Granny taught me to cook hams. To avoid an overly salty taste, remove any of the cured or smoked skin that might be on the meat. The fatty layer is not the source of that saltiness but the brown skin you will sometimes see on most cuts. It's not a hard task but it is an awkward one and messy, just so you know. Most of the hams I bought were halves either butt (more expensive but less bone) or shank (a big bone that is nice for boiling with beans for a thrifty but super tasty soup as a follow-up meal).
There are many ways to glaze a ham. Scoring the fat before you cook and then placing a whole clove in the points of the diamonds formed adds a unique taste to ham that is very pleasing. I generally used the brown sugar glaze for my hams. I sometimes opened a small can of pineapple juice and mixed with the brown sugar and mustard and glazed the ham with that.
I used to reheat slices of ham with a slice of pineapple between them for our family meals. It was a nice way to keep the ham moist as it heated and added a very nice taste to the ham. In my childhood, it wasn't uncommon to be served warmed ham slices with a cherry or raisin sauce.
Hams are far more economical than you might realize. You should manage several meals from even a half portion. Our family of 7, often were served three or four meals and sandwiches at least twice from a shank half. Some of my favorite leftover uses after the main event dinner of ham was the pineapple/ham slice dish I shared above, followed by a crock pot dish of au gratin potatoes with thin bits of ham laid between the potato layers. Another idea is twice baked potatoes with diced ham mixed in with the potato mixture that fills the shells.
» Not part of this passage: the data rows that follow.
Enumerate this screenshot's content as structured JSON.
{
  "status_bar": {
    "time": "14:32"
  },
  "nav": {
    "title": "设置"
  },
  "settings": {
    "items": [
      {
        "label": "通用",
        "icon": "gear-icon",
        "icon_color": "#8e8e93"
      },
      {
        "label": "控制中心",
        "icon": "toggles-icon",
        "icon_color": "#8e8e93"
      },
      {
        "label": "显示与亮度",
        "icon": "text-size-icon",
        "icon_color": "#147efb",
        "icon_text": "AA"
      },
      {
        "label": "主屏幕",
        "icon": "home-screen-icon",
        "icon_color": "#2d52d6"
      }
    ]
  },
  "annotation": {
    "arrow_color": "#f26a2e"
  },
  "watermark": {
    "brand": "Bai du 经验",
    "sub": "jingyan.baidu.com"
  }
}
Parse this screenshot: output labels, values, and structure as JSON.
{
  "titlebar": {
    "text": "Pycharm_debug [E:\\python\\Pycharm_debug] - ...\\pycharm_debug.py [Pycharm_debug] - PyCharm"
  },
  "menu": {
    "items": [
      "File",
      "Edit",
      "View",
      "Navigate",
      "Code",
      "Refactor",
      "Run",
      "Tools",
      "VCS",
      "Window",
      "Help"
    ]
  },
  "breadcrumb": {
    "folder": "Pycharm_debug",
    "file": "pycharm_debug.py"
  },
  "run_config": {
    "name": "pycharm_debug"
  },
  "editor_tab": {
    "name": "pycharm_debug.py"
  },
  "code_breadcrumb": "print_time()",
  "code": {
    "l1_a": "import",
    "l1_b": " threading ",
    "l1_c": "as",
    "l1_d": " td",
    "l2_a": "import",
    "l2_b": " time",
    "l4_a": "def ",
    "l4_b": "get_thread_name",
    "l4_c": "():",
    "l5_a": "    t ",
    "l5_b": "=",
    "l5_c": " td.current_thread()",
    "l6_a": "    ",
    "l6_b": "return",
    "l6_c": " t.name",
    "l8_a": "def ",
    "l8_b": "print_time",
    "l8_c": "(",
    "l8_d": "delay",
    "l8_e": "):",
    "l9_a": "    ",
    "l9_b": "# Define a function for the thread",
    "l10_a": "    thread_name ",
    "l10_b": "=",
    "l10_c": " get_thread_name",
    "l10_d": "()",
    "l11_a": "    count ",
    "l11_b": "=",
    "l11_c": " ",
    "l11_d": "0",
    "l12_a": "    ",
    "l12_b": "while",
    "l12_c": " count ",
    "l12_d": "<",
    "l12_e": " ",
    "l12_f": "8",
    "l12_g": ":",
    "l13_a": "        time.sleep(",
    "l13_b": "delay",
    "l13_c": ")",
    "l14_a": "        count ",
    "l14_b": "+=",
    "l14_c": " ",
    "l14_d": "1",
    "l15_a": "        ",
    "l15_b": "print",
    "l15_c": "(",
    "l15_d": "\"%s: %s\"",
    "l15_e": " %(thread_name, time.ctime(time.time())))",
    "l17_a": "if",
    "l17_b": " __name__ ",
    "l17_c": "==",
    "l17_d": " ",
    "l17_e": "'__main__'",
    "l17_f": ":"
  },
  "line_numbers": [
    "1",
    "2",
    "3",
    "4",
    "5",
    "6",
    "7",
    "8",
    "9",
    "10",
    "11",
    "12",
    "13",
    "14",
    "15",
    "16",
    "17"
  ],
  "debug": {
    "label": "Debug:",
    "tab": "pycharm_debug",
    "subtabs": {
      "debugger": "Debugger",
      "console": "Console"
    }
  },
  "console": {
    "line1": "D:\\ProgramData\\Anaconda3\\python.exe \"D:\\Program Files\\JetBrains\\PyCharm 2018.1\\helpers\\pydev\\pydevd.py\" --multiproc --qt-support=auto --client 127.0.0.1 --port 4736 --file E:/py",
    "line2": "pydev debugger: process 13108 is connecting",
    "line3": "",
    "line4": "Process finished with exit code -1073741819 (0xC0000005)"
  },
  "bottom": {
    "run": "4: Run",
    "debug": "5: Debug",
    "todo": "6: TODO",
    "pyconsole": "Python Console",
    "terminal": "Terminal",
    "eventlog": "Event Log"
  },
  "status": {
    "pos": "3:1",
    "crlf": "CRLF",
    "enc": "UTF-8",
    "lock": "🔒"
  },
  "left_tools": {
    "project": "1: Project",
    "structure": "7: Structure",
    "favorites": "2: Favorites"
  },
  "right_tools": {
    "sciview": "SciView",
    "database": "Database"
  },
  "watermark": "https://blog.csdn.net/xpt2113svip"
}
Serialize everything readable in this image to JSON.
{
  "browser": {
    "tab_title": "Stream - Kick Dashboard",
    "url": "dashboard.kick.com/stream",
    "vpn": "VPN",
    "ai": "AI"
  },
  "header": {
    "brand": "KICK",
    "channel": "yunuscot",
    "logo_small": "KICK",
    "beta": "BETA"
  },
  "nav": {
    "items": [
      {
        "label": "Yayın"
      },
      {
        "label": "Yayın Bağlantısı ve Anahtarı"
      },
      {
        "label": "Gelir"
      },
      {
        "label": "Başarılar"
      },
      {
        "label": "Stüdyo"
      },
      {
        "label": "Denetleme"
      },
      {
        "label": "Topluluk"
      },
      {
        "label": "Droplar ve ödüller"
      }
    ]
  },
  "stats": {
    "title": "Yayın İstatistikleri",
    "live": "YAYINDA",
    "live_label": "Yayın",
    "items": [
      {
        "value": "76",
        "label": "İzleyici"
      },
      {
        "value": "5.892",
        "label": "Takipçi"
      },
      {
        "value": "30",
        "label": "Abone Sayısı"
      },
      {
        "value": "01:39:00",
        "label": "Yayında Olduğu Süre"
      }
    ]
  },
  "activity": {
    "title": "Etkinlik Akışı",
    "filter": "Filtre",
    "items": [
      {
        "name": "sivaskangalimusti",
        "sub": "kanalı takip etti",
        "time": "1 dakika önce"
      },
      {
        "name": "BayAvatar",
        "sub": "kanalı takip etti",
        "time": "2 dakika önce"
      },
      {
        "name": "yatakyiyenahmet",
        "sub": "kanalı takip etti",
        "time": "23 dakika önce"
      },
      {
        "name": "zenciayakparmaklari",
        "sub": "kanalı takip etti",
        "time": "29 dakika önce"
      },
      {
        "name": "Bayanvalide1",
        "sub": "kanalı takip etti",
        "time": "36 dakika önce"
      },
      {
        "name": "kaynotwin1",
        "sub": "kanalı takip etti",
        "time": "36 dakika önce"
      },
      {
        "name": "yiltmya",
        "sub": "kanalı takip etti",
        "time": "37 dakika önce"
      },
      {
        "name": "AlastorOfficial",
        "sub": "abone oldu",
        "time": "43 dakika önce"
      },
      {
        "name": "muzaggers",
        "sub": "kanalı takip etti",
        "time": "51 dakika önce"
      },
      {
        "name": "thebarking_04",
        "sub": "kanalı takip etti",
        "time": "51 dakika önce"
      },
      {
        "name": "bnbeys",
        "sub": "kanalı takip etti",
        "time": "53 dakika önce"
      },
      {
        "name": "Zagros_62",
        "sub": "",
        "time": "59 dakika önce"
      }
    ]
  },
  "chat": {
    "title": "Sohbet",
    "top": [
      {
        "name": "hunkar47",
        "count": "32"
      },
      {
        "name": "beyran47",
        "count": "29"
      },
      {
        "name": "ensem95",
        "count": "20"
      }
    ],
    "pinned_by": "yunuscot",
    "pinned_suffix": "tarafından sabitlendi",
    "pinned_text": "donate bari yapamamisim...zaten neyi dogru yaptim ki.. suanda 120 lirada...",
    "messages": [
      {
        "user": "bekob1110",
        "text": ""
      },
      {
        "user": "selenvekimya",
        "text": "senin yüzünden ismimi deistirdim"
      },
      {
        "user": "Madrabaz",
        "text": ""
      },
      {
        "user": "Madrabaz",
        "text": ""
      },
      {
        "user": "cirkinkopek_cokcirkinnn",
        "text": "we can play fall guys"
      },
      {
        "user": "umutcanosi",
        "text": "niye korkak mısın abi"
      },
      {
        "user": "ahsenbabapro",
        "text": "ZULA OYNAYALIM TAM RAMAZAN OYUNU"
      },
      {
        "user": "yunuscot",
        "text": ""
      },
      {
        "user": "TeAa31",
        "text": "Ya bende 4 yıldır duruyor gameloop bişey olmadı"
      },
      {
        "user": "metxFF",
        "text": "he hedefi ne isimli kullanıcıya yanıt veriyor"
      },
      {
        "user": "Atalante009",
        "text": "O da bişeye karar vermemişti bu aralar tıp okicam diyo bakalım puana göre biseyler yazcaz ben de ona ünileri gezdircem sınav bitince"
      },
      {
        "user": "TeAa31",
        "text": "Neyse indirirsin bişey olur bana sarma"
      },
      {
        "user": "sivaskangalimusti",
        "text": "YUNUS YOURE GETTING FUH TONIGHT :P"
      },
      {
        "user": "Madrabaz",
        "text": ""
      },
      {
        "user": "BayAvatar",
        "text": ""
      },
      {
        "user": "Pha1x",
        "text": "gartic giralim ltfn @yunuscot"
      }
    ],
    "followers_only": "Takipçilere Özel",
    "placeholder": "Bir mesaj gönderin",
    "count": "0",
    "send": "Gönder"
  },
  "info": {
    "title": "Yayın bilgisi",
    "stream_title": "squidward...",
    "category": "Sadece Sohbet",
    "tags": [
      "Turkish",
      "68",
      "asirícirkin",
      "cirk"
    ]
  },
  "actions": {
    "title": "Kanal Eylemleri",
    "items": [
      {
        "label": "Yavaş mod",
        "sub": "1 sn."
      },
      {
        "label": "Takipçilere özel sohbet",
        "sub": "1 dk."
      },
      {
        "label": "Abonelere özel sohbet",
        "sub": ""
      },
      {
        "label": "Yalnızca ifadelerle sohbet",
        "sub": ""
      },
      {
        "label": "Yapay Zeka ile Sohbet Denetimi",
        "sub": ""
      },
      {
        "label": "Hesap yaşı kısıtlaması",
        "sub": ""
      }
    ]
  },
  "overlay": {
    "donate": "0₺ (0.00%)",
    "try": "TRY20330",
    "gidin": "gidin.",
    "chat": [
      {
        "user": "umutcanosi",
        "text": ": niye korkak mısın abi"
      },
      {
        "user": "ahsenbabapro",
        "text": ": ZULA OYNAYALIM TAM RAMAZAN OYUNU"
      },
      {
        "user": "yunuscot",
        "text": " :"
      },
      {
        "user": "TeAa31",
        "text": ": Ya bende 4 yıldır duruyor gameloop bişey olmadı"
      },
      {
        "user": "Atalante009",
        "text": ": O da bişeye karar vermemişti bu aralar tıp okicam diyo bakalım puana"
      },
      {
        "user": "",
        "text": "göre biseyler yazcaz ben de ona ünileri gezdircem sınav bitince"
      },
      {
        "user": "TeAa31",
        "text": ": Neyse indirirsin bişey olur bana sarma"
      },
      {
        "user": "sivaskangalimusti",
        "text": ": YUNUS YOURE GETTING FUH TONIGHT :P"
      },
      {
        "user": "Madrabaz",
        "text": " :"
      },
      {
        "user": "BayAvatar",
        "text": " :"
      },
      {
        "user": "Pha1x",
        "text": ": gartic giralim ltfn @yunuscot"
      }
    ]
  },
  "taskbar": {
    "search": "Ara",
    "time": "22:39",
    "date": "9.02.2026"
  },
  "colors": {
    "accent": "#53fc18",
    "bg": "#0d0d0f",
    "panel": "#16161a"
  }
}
A third recipe for leftovers is quite simple: Mix a moist buttermilk cornbread batter. Layer chopped green onions, diced ham and shredded cheese on the bottom of a casserole dish. Top with the cornbread batter and bake until bread is done through. Serve with a mushroom sauce spooned atop.
Mama's favorite use of leftovers was a pot pie, in which ham replaced chicken. It was tasty as well. I sometimes served a pie of broccoli and ham bits in a light lemon sauce, but I lost that recipe in one of my moves, to my regret.
Last of all, if you have a bone in ham, do keep the bone and use to cook with any dried beans of your choice. Black bean, Lima bean or 15 bean soups are all filling and quite nice with the flavoring and bits of meat from your ham bone.